For this to work, we need to refer to the counterfactually instantiated contract inside the commitment, before the contract is deployed. To do this, we introduce a global registry: an on-chain contract that maps unique deterministic addresses for any counterfactual contract to actual on-chain deployed addresses.² The hashing function used to produce the deterministic address can be any function that takes into account the bytecode, its owner (i.e. the multisignature wallet address), and a unique identifier.
For example, we might have a contract `C` with bytecode and constructor arguments `initcode`. The result of running a function call to the registry with the argument `initcode` would be that an entry would be added to the registry; its key being the counterfactual address and its value being the actual on-chain deployed address.
This gives us a way of referencing off-chain contracts without needing to deploy them on-chain first. We simply do a lookup in the registry to see what address corresponds to the counterfactual address. In Solidity this is as simple as:
Object-oriented channel design
Our channel design lets developers take an object-oriented approach to state channels. Any individual state channel will be composed of several counterfactual objects — e.g. a payment channel object, or a chess-game channel object. Because these are counterfactually instantiated, they require no fees to be added into the channel — only signed commitments between the parties.
For instance, Alice and Bob can at any point choose to counterfactually instantiate a contract within their channel — say, a contract that defines a game of chess. They can then exchange state-updates between each other that reference that counterfactually-instantiated game, in order to actually play the game of chess, all with no on-chain fees.
We believe this object-oriented approach offers many significant benefits:
- Application developers can program against a well-defined API, plugging into the core components necessary for every channel.
- We can ensure that, as long as the core components are heavily audited and remain secure, bugs in the application developer’s code can be isolated to just the state it controls.
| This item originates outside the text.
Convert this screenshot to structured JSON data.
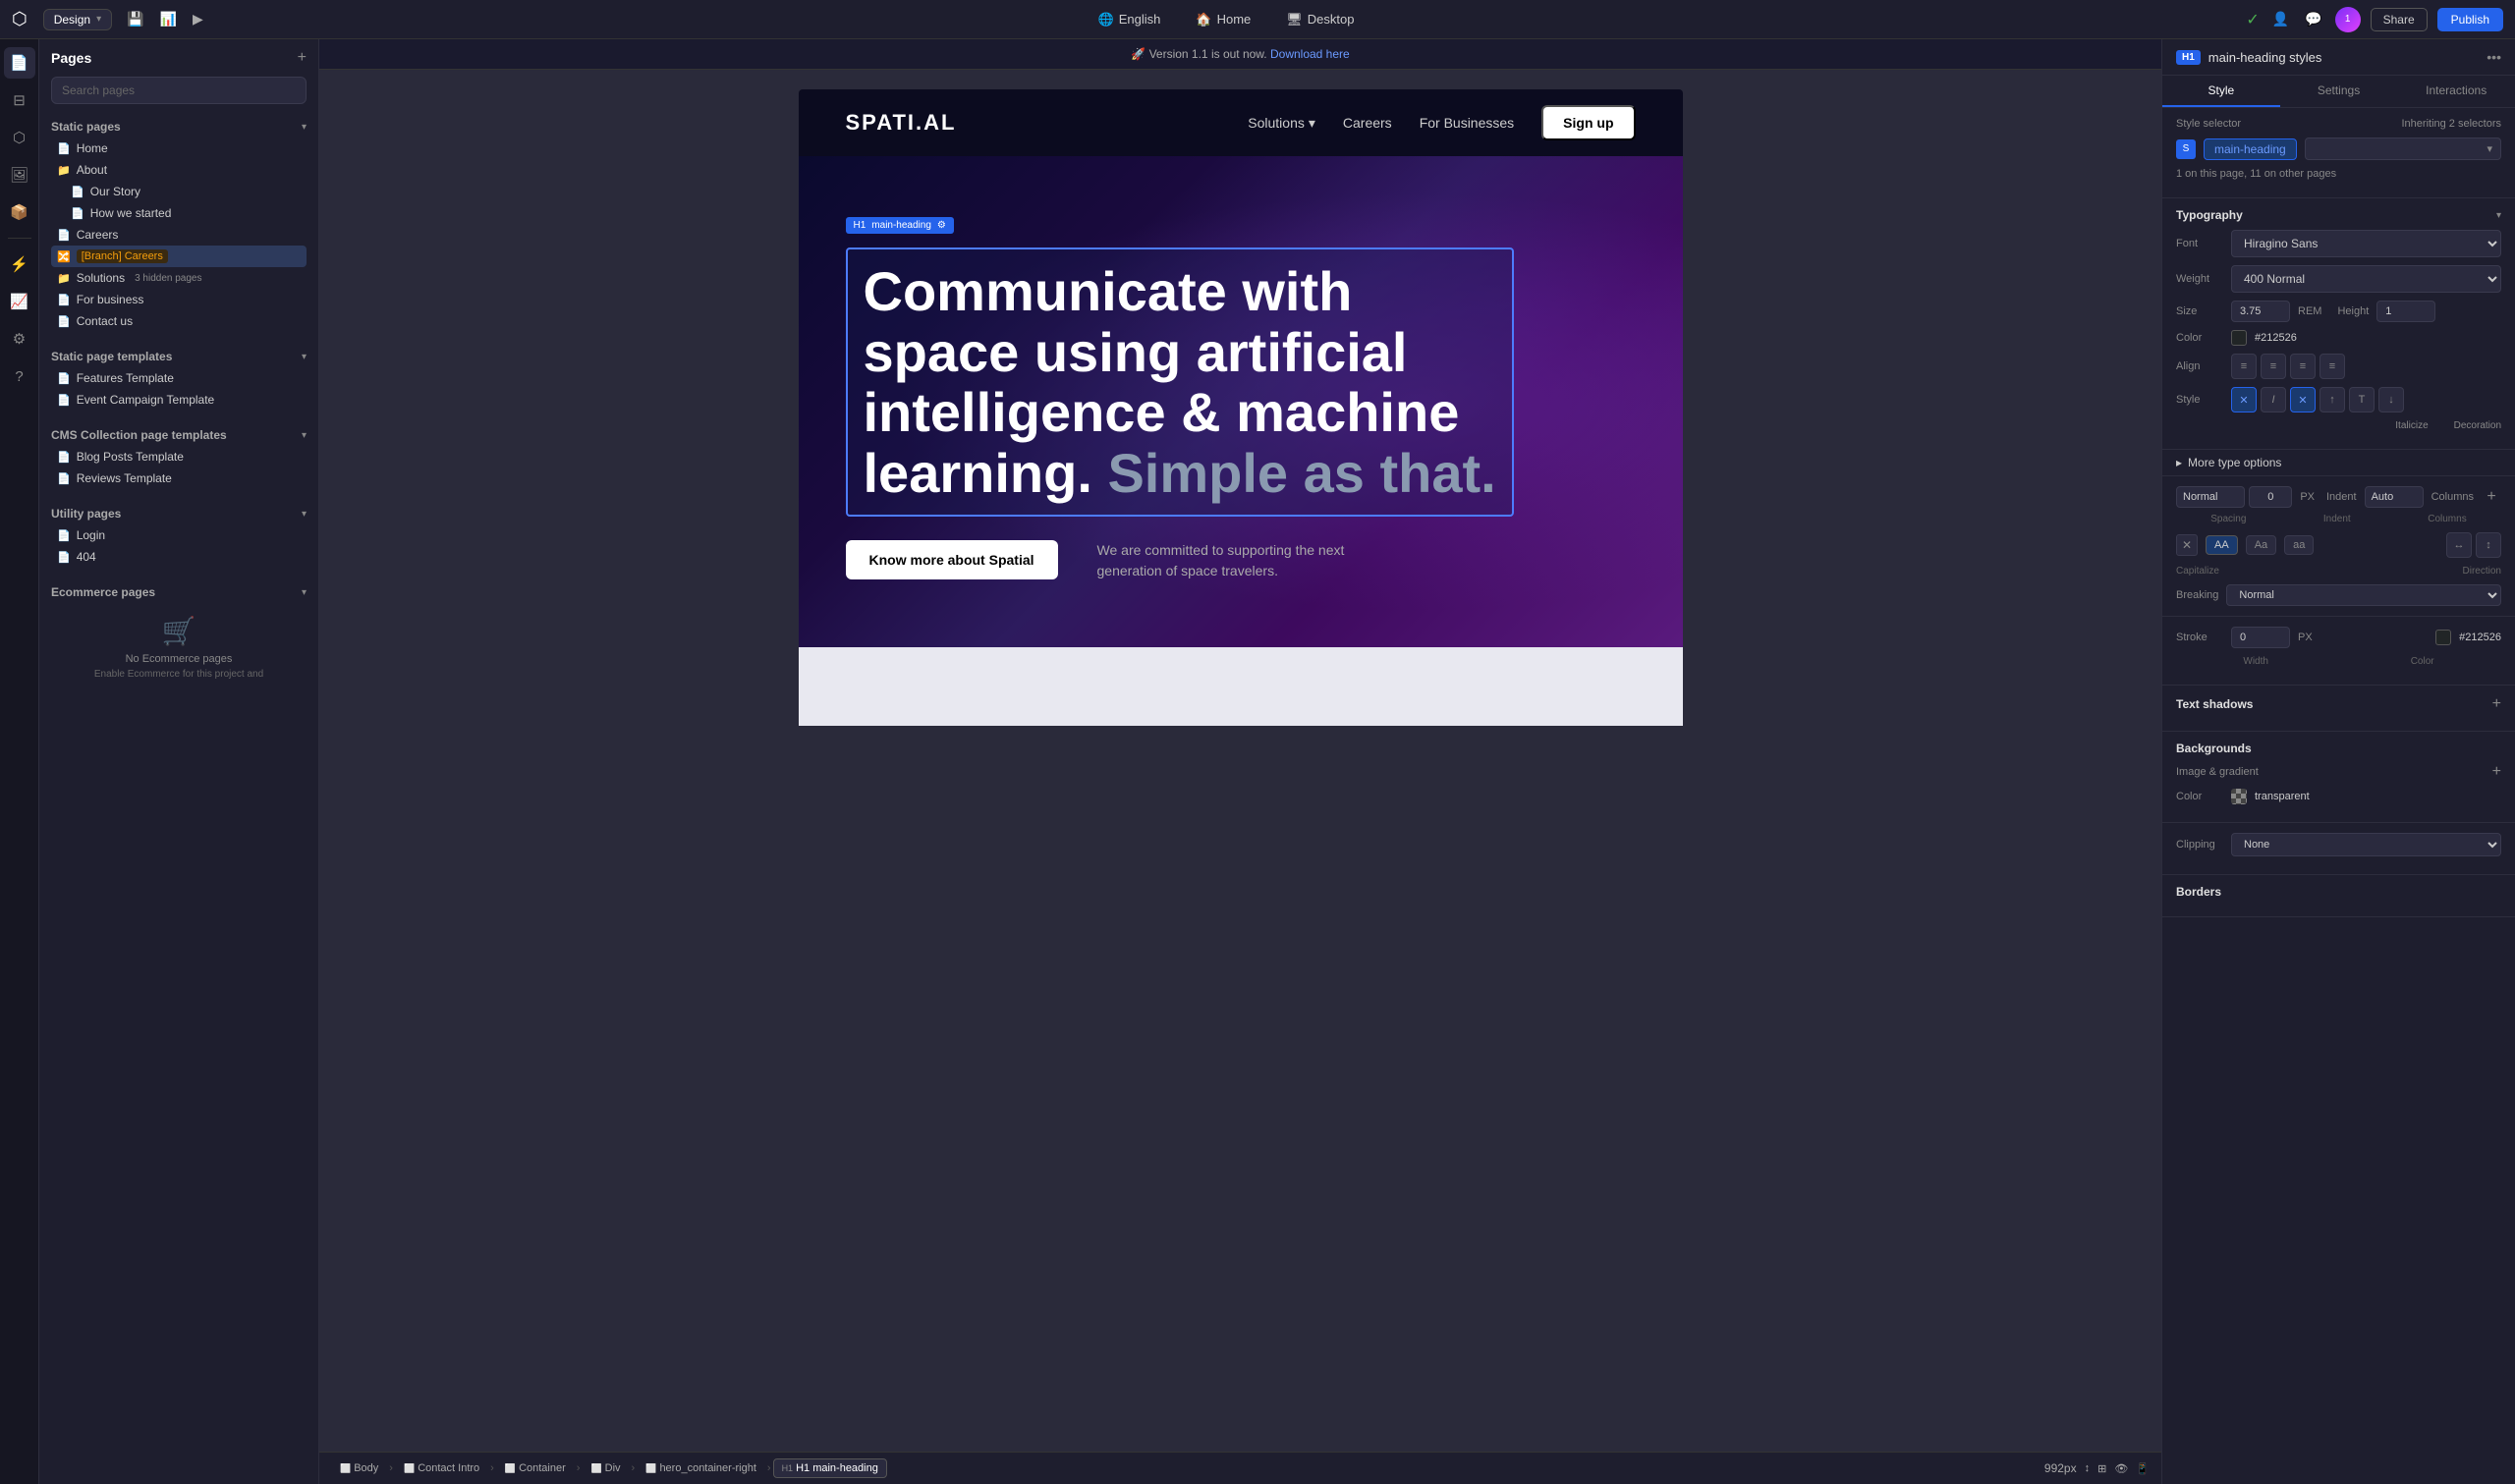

- Application developers can reuse existing components via counterfactual addressing just as they would reuse ethereum contracts — for instance, a provably fair randomness source.
- Users can preserve privacy in a dispute, only putting on-chain the objects that are in dispute.
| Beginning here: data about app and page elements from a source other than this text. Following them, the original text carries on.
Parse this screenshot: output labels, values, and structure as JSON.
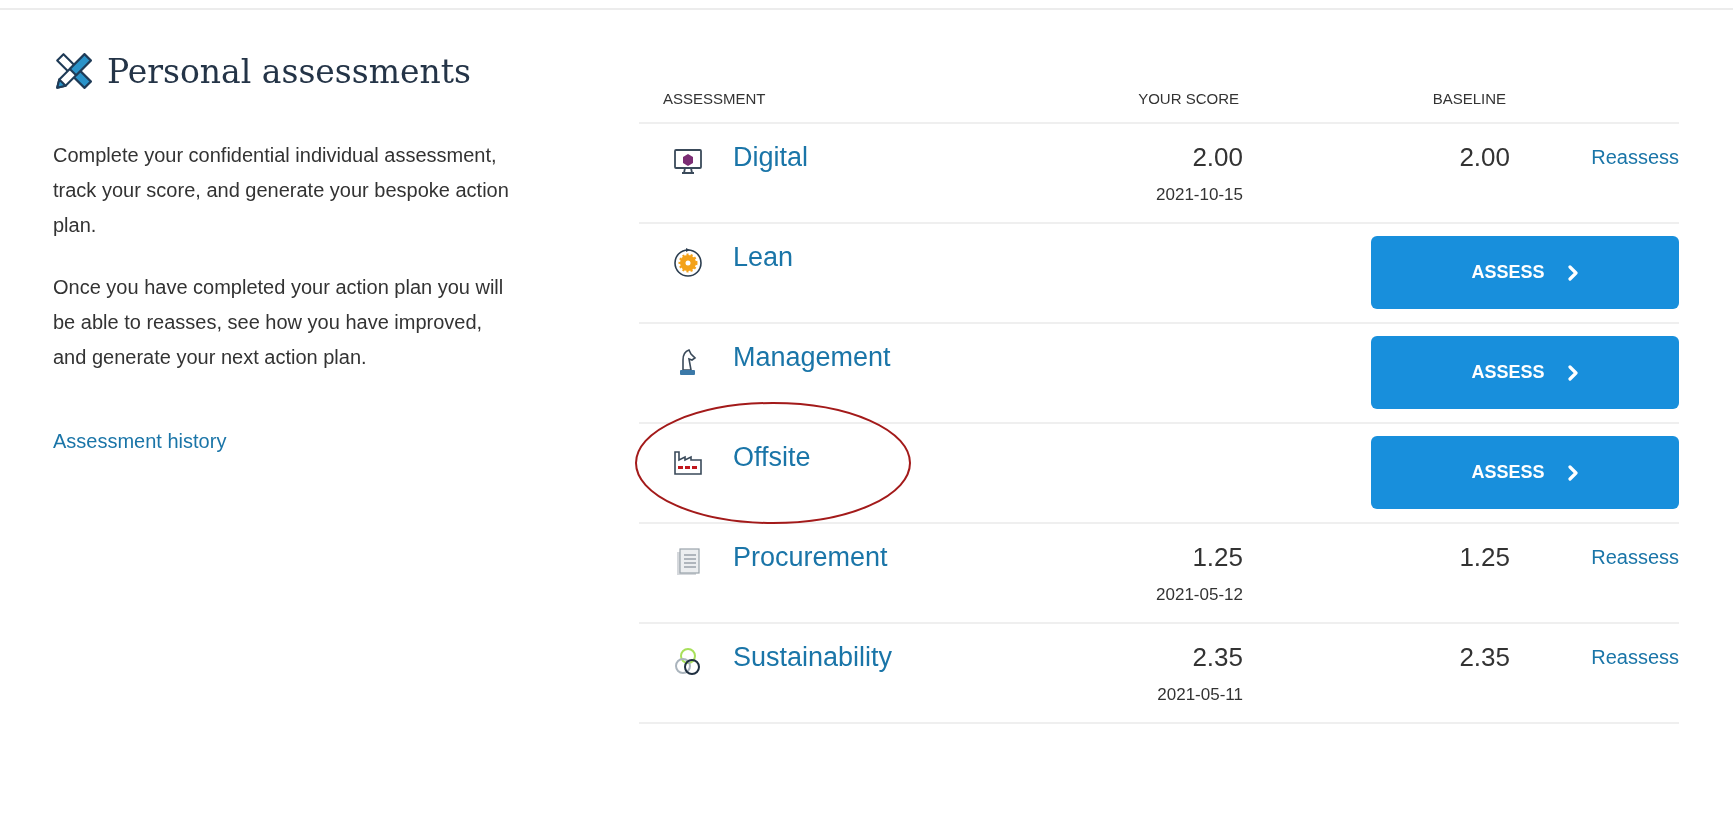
{
  "intro": {
    "title": "Personal assessments",
    "paragraphs": [
      "Complete your confidential individual assessment, track your score, and generate your bespoke action plan.",
      "Once you have completed your action plan you will be able to reasses, see how you have improved, and generate your next action plan."
    ],
    "history_link": "Assessment history"
  },
  "table": {
    "columns": [
      "ASSESSMENT",
      "YOUR SCORE",
      "BASELINE"
    ],
    "rows": [
      {
        "kind": "scored",
        "name": "Digital",
        "score": "2.00",
        "date": "2021-10-15",
        "baseline": "2.00",
        "action": "Reassess",
        "circled": false
      },
      {
        "kind": "new",
        "name": "Lean",
        "action": "ASSESS",
        "circled": false
      },
      {
        "kind": "new",
        "name": "Management",
        "action": "ASSESS",
        "circled": false
      },
      {
        "kind": "new",
        "name": "Offsite",
        "action": "ASSESS",
        "circled": true
      },
      {
        "kind": "scored",
        "name": "Procurement",
        "score": "1.25",
        "date": "2021-05-12",
        "baseline": "1.25",
        "action": "Reassess",
        "circled": false
      },
      {
        "kind": "scored",
        "name": "Sustainability",
        "score": "2.35",
        "date": "2021-05-11",
        "baseline": "2.35",
        "action": "Reassess",
        "circled": false
      }
    ]
  }
}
- We can access more points on the trade-off curve between messages passed during normal operation, and transactions that need to be posted in the case of a dispute, and in certain cases this lets us amortize responses to stale state across channels.
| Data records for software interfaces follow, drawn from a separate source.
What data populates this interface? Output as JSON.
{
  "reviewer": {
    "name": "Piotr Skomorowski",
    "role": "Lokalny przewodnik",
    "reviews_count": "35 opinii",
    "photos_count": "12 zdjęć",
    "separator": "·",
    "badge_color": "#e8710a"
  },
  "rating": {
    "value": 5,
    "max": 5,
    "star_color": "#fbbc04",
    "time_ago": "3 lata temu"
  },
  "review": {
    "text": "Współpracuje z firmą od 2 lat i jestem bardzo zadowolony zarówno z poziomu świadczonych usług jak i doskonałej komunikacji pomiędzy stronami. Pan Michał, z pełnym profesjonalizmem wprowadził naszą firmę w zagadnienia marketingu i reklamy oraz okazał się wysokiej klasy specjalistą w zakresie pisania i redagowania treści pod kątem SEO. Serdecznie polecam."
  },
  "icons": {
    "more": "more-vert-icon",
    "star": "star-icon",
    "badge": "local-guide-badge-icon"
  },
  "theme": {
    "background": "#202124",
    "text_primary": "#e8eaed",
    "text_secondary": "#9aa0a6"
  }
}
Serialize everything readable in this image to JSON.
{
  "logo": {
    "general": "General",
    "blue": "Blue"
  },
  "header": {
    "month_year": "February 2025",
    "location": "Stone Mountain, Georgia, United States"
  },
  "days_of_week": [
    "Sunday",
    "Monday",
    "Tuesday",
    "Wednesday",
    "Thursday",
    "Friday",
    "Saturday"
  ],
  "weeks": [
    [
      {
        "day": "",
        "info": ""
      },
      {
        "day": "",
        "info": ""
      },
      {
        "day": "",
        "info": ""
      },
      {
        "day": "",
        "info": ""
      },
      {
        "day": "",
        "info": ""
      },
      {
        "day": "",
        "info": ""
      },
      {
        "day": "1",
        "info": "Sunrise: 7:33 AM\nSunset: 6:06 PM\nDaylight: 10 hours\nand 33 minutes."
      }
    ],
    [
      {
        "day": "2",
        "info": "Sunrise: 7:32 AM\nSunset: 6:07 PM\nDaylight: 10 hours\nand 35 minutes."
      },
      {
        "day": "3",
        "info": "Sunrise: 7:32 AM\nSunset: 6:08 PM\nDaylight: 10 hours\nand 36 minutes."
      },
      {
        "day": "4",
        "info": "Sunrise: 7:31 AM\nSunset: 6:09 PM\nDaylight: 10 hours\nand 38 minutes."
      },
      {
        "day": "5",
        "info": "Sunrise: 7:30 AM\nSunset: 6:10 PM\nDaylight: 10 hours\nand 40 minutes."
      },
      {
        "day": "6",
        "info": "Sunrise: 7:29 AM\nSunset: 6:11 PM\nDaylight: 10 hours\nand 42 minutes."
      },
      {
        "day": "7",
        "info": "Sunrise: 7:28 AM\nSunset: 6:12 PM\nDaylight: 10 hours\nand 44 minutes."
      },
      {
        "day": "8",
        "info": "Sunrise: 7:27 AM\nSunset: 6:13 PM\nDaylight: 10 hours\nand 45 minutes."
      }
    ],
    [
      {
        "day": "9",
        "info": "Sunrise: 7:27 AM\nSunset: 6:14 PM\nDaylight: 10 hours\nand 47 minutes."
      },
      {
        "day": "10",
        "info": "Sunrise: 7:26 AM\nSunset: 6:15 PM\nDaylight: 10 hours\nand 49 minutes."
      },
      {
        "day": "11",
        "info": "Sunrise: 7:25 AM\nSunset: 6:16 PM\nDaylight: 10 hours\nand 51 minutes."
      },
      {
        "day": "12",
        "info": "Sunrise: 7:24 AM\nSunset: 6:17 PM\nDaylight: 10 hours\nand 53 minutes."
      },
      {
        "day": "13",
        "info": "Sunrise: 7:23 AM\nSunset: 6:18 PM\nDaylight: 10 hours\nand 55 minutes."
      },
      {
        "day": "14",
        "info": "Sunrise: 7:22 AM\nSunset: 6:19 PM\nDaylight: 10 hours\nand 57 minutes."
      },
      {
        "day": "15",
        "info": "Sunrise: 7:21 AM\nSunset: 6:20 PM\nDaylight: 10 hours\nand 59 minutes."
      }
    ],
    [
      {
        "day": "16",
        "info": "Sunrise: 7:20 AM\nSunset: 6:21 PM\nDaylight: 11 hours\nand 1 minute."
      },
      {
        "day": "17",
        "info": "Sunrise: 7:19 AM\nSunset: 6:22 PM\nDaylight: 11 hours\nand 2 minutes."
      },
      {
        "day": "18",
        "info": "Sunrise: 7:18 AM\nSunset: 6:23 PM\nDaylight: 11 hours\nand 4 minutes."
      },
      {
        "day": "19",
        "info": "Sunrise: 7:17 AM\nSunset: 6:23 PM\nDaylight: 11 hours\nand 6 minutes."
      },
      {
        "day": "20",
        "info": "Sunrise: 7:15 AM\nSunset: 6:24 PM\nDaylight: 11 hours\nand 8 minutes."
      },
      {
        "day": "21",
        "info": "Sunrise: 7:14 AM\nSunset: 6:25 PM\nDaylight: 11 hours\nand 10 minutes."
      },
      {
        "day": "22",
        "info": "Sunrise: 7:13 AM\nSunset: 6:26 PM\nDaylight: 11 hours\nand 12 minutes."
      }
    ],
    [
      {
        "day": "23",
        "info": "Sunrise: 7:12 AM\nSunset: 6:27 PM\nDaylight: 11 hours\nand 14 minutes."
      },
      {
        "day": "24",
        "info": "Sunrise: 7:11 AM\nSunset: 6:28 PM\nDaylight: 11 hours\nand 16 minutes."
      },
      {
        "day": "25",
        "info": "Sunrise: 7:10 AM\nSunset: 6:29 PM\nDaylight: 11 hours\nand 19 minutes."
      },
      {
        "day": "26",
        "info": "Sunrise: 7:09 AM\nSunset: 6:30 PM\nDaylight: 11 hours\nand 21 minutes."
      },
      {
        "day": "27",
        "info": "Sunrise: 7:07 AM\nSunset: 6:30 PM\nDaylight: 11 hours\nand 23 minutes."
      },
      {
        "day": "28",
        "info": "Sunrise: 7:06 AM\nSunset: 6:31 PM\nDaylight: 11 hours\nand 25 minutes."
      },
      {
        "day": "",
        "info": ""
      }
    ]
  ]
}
If you’re interested in learning more about generalized state channels and the counterfactual technique, we encourage you to read the paper. The paper includes significant content that we have not summarized in this post, including:
- Comparisons to other techniques like sidechains and Plasma
- Review of existing state channel designs
- In-depth examination of relevant threat models
- An example construction for generalized state channels
For updates, follow us at @statechannels and keep an eye on our website.
Lastly, we’d like to thank the Ethereum Foundation for their continuing support of this important work. We are thrilled to be part of a talented community driven to scale the ethereum network, laying the groundwork for Web 3. We’d also like to thank Vitalik Buterin, Erik Bryn, Tom Close, Josh Stark, Nima Vaziri, Armani Ferrante, Lisa Eckey, Kristina Hostakova, Yoichi Hirai, and Sylvain Laurent for their discussion and feedback on earlier drafts of the paper.
² In the future, once account abstraction is live, we’ll be able to do this trivially, since a contract address will be computable based on its bytecode and constructor arguments.
see also: state channels design PDF (local copy)